Wikipedia

St Eunan's Cathedral, Raphoe

Raphoe Cathedral
St Eunan's Cathedral, Raphoe
Raphoe Cathedral Church of St. Eunan 2016 09 02.jpg
Denomination Church of Ireland
Administration
Diocese Diocese of Derry and Raphoe
Province Province of Armagh
Clergy
Bishop(s) The Right Revd. Andrew Forster
Dean The Very Revd. Arthur Barrett
Archdeacon The Venerable David Huss
Laity
Organist(s) R Goudie

St Eunan's Cathedral (/ˈjnɑːn/ YEW-nahn, also known as Raphoe Cathedral, is one of two cathedral churches of the United Dioceses of Derry and Raphoe (united in 1834) in the Church of Ireland.[1] It is located in Raphoe, County Donegal and is dedicated to Saint Eunan (Adomnán of Iona) (627/8 – 704)[2] who was abbot of Iona (679–704). The other diocesan cathedral is St Columb's Cathedral in Derry.[3]

History [ edit ]

The oldest substantive part of the present building is the south-east corner, which dates back to the 12th century,[1] although two pieces of a sculptured door lintel dating from around the 9th century are believed to be from the original monastery and church of Raphoe, as founded by St Eunan. The rest of the cathedral is a mixture of successive rebuilding and alterations dating from the 17th to late 19th centuries.[2] The original building was cruciform in shape.[1]

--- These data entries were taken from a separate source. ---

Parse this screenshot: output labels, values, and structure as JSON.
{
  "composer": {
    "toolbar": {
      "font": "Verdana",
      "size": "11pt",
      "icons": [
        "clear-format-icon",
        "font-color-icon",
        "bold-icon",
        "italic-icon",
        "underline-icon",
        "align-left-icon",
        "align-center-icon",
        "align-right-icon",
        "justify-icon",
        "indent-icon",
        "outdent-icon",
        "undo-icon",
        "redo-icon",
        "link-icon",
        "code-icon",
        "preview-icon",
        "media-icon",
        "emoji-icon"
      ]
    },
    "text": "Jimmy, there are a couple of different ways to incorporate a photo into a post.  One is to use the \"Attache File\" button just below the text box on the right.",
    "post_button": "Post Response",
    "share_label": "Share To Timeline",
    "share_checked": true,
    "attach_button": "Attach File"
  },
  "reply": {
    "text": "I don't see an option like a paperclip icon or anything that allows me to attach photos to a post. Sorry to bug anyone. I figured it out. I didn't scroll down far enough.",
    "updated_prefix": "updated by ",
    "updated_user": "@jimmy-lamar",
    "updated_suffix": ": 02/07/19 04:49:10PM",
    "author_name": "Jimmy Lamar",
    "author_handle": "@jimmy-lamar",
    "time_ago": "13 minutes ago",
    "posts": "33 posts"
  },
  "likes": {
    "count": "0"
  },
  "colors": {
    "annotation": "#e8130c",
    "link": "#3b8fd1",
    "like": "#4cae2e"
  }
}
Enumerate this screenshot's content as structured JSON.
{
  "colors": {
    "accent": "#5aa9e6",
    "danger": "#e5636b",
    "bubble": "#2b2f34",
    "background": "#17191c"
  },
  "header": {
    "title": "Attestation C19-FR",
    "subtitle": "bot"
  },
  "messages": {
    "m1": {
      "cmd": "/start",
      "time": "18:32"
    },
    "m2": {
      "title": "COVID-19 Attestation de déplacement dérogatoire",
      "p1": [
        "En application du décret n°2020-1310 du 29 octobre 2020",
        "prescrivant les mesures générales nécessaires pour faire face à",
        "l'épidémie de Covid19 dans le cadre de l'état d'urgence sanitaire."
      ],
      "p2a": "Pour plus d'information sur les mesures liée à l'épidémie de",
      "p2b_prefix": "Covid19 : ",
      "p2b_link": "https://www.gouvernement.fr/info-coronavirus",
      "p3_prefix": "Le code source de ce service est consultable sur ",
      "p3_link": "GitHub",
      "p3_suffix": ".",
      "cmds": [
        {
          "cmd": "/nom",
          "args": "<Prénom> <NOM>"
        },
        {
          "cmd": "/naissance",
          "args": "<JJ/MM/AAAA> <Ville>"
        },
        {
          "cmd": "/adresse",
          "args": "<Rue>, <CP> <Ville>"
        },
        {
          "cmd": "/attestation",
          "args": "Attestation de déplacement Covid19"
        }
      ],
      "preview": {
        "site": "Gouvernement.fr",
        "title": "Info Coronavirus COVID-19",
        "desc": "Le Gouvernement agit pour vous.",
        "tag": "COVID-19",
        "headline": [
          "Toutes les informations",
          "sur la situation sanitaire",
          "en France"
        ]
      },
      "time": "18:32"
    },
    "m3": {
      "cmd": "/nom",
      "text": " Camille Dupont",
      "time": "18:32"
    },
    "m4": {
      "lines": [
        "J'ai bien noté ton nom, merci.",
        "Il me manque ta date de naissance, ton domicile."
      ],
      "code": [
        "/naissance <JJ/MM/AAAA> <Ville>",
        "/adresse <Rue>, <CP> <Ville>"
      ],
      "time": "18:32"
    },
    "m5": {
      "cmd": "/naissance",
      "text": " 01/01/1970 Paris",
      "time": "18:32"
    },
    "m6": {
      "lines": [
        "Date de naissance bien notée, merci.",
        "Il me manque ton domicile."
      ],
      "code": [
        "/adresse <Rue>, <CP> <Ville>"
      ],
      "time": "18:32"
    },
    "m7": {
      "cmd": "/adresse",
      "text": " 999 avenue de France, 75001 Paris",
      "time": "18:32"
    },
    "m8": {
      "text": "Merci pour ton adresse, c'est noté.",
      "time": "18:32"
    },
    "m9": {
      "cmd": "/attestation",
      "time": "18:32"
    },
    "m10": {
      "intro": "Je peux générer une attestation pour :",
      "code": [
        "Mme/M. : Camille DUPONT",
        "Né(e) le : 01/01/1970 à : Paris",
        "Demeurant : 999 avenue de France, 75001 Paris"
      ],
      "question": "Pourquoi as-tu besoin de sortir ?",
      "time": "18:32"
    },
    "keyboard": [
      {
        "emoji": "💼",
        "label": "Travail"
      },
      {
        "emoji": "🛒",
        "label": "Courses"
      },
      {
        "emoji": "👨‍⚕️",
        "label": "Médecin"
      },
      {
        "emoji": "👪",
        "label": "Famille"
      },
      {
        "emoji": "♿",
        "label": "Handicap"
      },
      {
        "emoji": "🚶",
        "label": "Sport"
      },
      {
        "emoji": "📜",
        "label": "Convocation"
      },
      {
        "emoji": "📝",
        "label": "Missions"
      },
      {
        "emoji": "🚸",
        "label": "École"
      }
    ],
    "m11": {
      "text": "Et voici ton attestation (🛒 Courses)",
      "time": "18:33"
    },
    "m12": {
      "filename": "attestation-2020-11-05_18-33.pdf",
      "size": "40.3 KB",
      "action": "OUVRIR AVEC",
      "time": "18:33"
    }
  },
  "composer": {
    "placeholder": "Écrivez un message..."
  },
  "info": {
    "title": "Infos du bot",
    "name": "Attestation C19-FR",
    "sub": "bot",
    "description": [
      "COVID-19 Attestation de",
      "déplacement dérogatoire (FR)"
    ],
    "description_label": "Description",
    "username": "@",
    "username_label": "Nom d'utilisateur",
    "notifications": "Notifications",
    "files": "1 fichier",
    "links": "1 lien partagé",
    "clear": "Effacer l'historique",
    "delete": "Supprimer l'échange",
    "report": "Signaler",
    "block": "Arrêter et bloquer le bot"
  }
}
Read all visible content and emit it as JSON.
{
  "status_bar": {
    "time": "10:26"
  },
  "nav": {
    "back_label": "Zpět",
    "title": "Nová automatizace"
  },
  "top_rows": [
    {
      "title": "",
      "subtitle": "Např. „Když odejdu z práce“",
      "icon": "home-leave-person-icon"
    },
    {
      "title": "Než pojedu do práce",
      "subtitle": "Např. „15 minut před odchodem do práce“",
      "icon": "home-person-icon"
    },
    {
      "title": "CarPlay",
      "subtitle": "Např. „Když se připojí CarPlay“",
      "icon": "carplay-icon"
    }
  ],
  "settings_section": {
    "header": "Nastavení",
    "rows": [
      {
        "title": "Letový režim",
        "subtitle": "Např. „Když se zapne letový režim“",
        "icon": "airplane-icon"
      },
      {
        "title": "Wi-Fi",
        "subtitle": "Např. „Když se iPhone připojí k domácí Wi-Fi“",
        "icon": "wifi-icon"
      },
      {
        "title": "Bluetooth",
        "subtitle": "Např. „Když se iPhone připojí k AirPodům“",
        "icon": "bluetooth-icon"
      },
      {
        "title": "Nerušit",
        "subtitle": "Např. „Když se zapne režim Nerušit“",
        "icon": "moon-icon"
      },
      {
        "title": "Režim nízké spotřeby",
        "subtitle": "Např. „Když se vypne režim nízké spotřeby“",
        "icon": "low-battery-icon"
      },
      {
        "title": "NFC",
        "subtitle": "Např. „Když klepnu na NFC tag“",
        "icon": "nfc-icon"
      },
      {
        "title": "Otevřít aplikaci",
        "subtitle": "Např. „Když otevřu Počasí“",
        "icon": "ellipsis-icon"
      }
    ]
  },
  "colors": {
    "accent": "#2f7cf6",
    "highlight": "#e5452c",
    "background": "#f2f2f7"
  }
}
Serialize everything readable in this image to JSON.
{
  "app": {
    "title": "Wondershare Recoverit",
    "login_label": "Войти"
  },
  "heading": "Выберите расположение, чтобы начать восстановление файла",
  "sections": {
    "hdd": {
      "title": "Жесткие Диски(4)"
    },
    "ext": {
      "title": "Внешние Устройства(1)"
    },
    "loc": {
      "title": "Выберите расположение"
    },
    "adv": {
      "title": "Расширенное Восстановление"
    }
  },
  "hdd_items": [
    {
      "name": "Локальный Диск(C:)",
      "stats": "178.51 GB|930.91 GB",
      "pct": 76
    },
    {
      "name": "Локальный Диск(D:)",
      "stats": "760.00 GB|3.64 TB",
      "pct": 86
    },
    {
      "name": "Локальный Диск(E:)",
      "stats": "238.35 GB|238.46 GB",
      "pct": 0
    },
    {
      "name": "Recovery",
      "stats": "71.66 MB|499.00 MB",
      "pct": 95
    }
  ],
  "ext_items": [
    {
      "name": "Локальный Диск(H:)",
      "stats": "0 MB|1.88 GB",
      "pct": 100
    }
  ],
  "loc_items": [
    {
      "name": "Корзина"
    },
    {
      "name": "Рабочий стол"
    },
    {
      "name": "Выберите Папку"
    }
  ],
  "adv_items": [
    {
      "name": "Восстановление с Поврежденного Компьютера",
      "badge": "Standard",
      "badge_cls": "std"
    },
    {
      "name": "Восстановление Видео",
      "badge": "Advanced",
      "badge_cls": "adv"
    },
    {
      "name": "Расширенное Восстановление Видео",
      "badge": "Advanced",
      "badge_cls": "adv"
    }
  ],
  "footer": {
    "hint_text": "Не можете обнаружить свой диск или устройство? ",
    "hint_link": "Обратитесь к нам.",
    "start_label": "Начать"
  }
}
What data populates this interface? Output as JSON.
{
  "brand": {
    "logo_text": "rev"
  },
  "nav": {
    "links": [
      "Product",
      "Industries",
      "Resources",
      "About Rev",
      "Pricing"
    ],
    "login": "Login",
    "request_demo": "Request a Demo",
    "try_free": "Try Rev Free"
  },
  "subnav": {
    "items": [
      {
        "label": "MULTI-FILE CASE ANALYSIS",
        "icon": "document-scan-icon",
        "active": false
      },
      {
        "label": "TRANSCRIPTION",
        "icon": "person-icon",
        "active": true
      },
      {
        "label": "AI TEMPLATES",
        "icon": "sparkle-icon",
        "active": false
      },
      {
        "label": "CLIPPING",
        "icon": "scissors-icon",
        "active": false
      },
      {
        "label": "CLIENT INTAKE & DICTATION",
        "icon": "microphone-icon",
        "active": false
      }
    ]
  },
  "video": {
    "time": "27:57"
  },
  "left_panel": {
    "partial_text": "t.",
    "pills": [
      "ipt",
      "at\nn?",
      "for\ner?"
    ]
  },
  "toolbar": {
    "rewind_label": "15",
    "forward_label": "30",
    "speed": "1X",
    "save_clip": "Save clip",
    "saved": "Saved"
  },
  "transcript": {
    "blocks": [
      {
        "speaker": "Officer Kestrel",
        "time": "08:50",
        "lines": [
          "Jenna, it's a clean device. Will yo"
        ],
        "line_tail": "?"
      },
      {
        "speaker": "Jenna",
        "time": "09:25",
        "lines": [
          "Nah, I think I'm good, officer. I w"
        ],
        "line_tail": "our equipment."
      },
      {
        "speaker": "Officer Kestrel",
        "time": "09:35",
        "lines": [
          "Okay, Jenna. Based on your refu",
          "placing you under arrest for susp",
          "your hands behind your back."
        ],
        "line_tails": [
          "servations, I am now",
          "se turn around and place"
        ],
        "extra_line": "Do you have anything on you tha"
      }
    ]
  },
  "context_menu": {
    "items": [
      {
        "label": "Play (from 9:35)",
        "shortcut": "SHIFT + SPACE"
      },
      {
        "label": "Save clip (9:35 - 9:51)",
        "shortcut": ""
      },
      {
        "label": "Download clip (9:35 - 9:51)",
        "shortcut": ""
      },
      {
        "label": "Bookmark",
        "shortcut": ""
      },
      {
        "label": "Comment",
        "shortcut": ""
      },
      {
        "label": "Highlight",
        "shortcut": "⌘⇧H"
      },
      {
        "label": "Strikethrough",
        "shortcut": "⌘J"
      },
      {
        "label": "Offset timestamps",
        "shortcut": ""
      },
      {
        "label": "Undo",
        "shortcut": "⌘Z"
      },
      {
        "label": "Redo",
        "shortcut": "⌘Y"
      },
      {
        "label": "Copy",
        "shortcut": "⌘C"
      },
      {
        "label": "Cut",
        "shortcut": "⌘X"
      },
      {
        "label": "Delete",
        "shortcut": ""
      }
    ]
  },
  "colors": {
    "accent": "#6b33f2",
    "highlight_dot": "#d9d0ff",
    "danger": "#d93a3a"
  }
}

A virtual re-building of the medieval cathedral was directed by The Rt. Rev. Dr. George Montgomery from around 1605.[2] Montgomery had been chaplain to King James I, and was nominated not only Bishop of Raphoe, but of Clogher and Derry at the same time.[2]

After centuries of modifications and restorations, much of the current building dates from the 1730s. The entrance is by the porch under the tower built in 1738 by Bishop Forster (1716-1744).[2]

By the 1870s, the building had again become shabby and neglected. It attracted the unfavourable criticism of many church people and ecclesiologists and one high church architect, Sir Thomas Drew, described the cathedral as "the most neglected church in the diocese though situated in the richest part of Donegal." In 1892, Drew was commissioned to begin a plan of restoration which, commenced in 1893, uncovered much of the medieval fabric while "medievalizing" the greater part of the rest of the building.[2] This restoration, funded by the Knox family, involved partial rebuilding which also saw the transepts largely absorbed into the main line of the church, so that it has a long narrow form, and added much stained glass, and a decorative western doorway.[1] The cathedral shares the characteristic of many medieval church buildings, where larger bodies of clergy offered more elaborate liturgies, in that the quire or chancel is longer than the nave.

Medieval features still extant include a bishop's seat (sedilla), shamrock-topped columns, a piscina and an early vestry window.[1] There is a tall square tower at the western end.[1]

Related remains [ edit ]

Near the cathedral building are the remnants of a consistorial court building and a large bishop's palace.[1]

Burials [ edit ]

Gallery [ edit ]

See also [ edit ]

References [ edit ]

  1. ^ a b c d e f g Day, John Godfrey Fitzmaurice; Patton, Henry Edmund (1932). The Cathedrals of the Church of Ireland. London: S.P.C.K. p. 41.
  2. ^ a b c d e f g "St Eunan's Cathedral, Raphoe". Ask About Ireland. Retrieved 12 March 2020.
  3. ^ "Diocese of Derry and Raphoe". Church of Ireland. Retrieved 12 March 2020.
  4. ^ Henderson, Thomas Finlayson (1885–1900). Cairncross, Alexander (DNB). Oxford, UK: Oxford University Press. CS1 maint: date format (link)

Coordinates: 54°52′26″N07°35′54″W / 54.87389°N 7.59833°W / 54.87389; -7.59833

What is this?